Supporters of the 11th Annual Winter Ball held in December 2019 collectively raised more than $1.3 million to help support the clinical care, education and biomedical research missions of UMass Chan Medical School and UMass Memorial Medical Center. This is the fourth consecutive year that fundraising has exceeded $1 million.

The overall total for the 2019 event included nearly $650,000 in corporate sponsorships—the second highest amount in the event’s history—and pushed the 11-year fundraising total past $10.7 million. More than 300 supporters, including Worcester Mayor Joseph Petty, attended the gala held on Friday, Dec. 6, 2019, at Mechanics Hall.
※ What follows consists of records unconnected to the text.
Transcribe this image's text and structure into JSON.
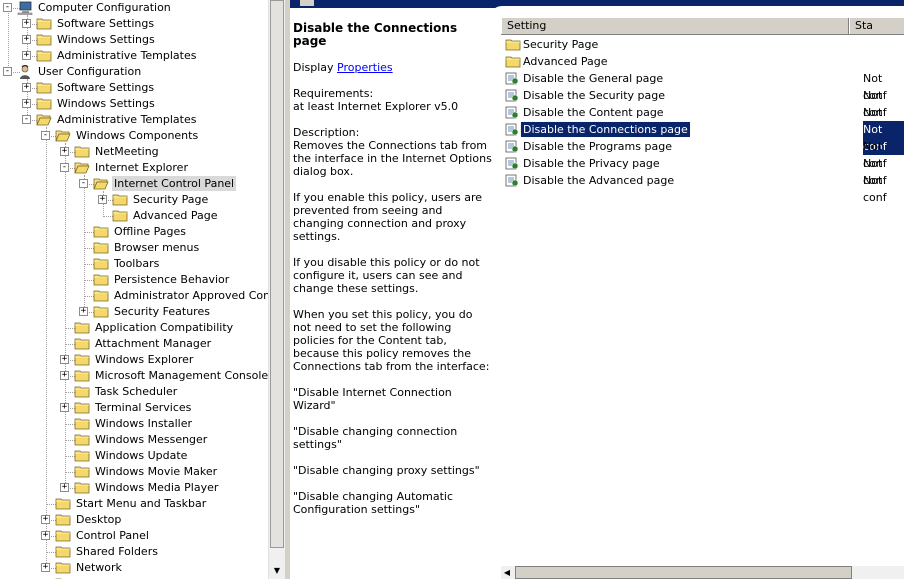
{
  "tree": {
    "items": [
      {
        "label": "Computer Configuration",
        "icon": "computer-icon",
        "expander": "-",
        "selected": false
      },
      {
        "label": "Software Settings",
        "icon": "folder-icon",
        "expander": "+",
        "selected": false
      },
      {
        "label": "Windows Settings",
        "icon": "folder-icon",
        "expander": "+",
        "selected": false
      },
      {
        "label": "Administrative Templates",
        "icon": "folder-icon",
        "expander": "+",
        "selected": false
      },
      {
        "label": "User Configuration",
        "icon": "user-icon",
        "expander": "-",
        "selected": false
      },
      {
        "label": "Software Settings",
        "icon": "folder-icon",
        "expander": "+",
        "selected": false
      },
      {
        "label": "Windows Settings",
        "icon": "folder-icon",
        "expander": "+",
        "selected": false
      },
      {
        "label": "Administrative Templates",
        "icon": "folder-open-icon",
        "expander": "-",
        "selected": false
      },
      {
        "label": "Windows Components",
        "icon": "folder-open-icon",
        "expander": "-",
        "selected": false
      },
      {
        "label": "NetMeeting",
        "icon": "folder-icon",
        "expander": "+",
        "selected": false
      },
      {
        "label": "Internet Explorer",
        "icon": "folder-open-icon",
        "expander": "-",
        "selected": false
      },
      {
        "label": "Internet Control Panel",
        "icon": "folder-open-icon",
        "expander": "-",
        "selected": true
      },
      {
        "label": "Security Page",
        "icon": "folder-icon",
        "expander": "+",
        "selected": false
      },
      {
        "label": "Advanced Page",
        "icon": "folder-icon",
        "expander": "",
        "selected": false
      },
      {
        "label": "Offline Pages",
        "icon": "folder-icon",
        "expander": "",
        "selected": false
      },
      {
        "label": "Browser menus",
        "icon": "folder-icon",
        "expander": "",
        "selected": false
      },
      {
        "label": "Toolbars",
        "icon": "folder-icon",
        "expander": "",
        "selected": false
      },
      {
        "label": "Persistence Behavior",
        "icon": "folder-icon",
        "expander": "",
        "selected": false
      },
      {
        "label": "Administrator Approved Contro",
        "icon": "folder-icon",
        "expander": "",
        "selected": false
      },
      {
        "label": "Security Features",
        "icon": "folder-icon",
        "expander": "+",
        "selected": false
      },
      {
        "label": "Application Compatibility",
        "icon": "folder-icon",
        "expander": "",
        "selected": false
      },
      {
        "label": "Attachment Manager",
        "icon": "folder-icon",
        "expander": "",
        "selected": false
      },
      {
        "label": "Windows Explorer",
        "icon": "folder-icon",
        "expander": "+",
        "selected": false
      },
      {
        "label": "Microsoft Management Console",
        "icon": "folder-icon",
        "expander": "+",
        "selected": false
      },
      {
        "label": "Task Scheduler",
        "icon": "folder-icon",
        "expander": "",
        "selected": false
      },
      {
        "label": "Terminal Services",
        "icon": "folder-icon",
        "expander": "+",
        "selected": false
      },
      {
        "label": "Windows Installer",
        "icon": "folder-icon",
        "expander": "",
        "selected": false
      },
      {
        "label": "Windows Messenger",
        "icon": "folder-icon",
        "expander": "",
        "selected": false
      },
      {
        "label": "Windows Update",
        "icon": "folder-icon",
        "expander": "",
        "selected": false
      },
      {
        "label": "Windows Movie Maker",
        "icon": "folder-icon",
        "expander": "",
        "selected": false
      },
      {
        "label": "Windows Media Player",
        "icon": "folder-icon",
        "expander": "+",
        "selected": false
      },
      {
        "label": "Start Menu and Taskbar",
        "icon": "folder-icon",
        "expander": "",
        "selected": false
      },
      {
        "label": "Desktop",
        "icon": "folder-icon",
        "expander": "+",
        "selected": false
      },
      {
        "label": "Control Panel",
        "icon": "folder-icon",
        "expander": "+",
        "selected": false
      },
      {
        "label": "Shared Folders",
        "icon": "folder-icon",
        "expander": "",
        "selected": false
      },
      {
        "label": "Network",
        "icon": "folder-icon",
        "expander": "+",
        "selected": false
      },
      {
        "label": "",
        "icon": "folder-icon",
        "expander": "+",
        "selected": false
      }
    ]
  },
  "description": {
    "title": "Disable the Connections page",
    "display_prefix": "Display",
    "properties_link": "Properties",
    "requirements_label": "Requirements:",
    "requirements_value": "at least Internet Explorer v5.0",
    "description_label": "Description:",
    "paragraphs": [
      "Removes the Connections tab from the interface in the Internet Options dialog box.",
      "If you enable this policy, users are prevented from seeing and changing connection and proxy settings.",
      "If you disable this policy or do not configure it, users can see and change these settings.",
      "When you set this policy, you do not need to set the following policies for the Content tab, because this policy removes the Connections tab from the interface:",
      "\"Disable Internet Connection Wizard\"",
      "\"Disable changing connection settings\"",
      "\"Disable changing proxy settings\"",
      "\"Disable changing Automatic Configuration settings\""
    ]
  },
  "list": {
    "columns": [
      "Setting",
      "Sta"
    ],
    "rows": [
      {
        "name": "Security Page",
        "state": "",
        "icon": "folder-icon",
        "selected": false
      },
      {
        "name": "Advanced Page",
        "state": "",
        "icon": "folder-icon",
        "selected": false
      },
      {
        "name": "Disable the General page",
        "state": "Not conf",
        "icon": "policy-setting-icon",
        "selected": false
      },
      {
        "name": "Disable the Security page",
        "state": "Not conf",
        "icon": "policy-setting-icon",
        "selected": false
      },
      {
        "name": "Disable the Content page",
        "state": "Not conf",
        "icon": "policy-setting-icon",
        "selected": false
      },
      {
        "name": "Disable the Connections page",
        "state": "Not conf",
        "icon": "policy-setting-icon",
        "selected": true
      },
      {
        "name": "Disable the Programs page",
        "state": "Not conf",
        "icon": "policy-setting-icon",
        "selected": false
      },
      {
        "name": "Disable the Privacy page",
        "state": "Not conf",
        "icon": "policy-setting-icon",
        "selected": false
      },
      {
        "name": "Disable the Advanced page",
        "state": "Not conf",
        "icon": "policy-setting-icon",
        "selected": false
      }
    ]
  },
  "colors": {
    "selection": "#0a246a",
    "tree_selection": "#d9d9d9",
    "link": "#0000ff",
    "folder": "#f5d86c"
  }
}
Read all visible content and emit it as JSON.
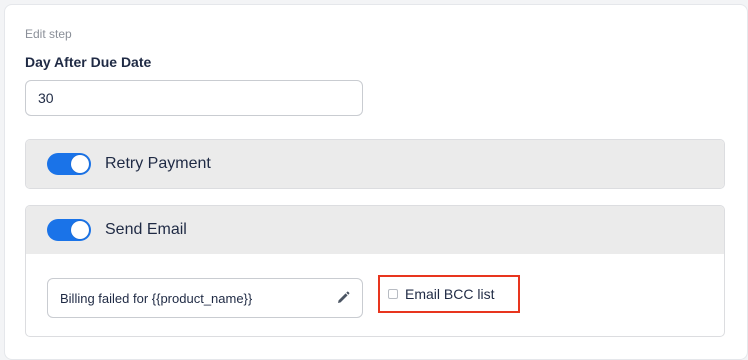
{
  "section_label": "Edit step",
  "day_field": {
    "label": "Day After Due Date",
    "value": "30"
  },
  "retry_payment": {
    "label": "Retry Payment",
    "enabled": true
  },
  "send_email": {
    "label": "Send Email",
    "enabled": true,
    "subject": "Billing failed for {{product_name}}",
    "edit_icon": "pencil-icon",
    "bcc_label": "Email BCC list",
    "bcc_checked": false
  },
  "colors": {
    "toggle_on": "#1a73e8",
    "highlight": "#e8351e",
    "panel_header": "#ebebeb"
  }
}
“On behalf of our institutions we would like to thank our sponsors, the planning committee, volunteers, the gala staff, and patrons for their support in making this event such a success. We are humbled by the continued generosity of this community,” said Michael F. Collins, MD, chancellor of UMass Chan Medical School, and Eric Dickson, MD, president and CEO of UMass Memorial Health Care, in a joint statement. “The tremendous effort behind this marvelous event helps to fund vital programs and research at our health sciences center that will improve the health and well-being of the people in our community, state and country.”

Leading the fundraising efforts as co-chairs for the 2019 event were business and community leaders Susan and Anthony Consigli, and Susan and Cliff Rucker. Funds are raised for the Winter Ball through corporate sponsorships, auctions, and ticket sales.

Each year, a program, center or other important project or initiative is selected as the beneficiary of the Fund-a-Need segment of the live auction; this year, pediatric cancer care and research was in the spotlight. Generous donors pledged nearly $290,000 to support the teams of UMass Memorial caregivers who are treating infants, children, adolescents and young adults with a wide range of cancers, and UMMS researchers who are investigating promising cures and treatments to save lives and make the effects of cancer therapies less toxic to patients.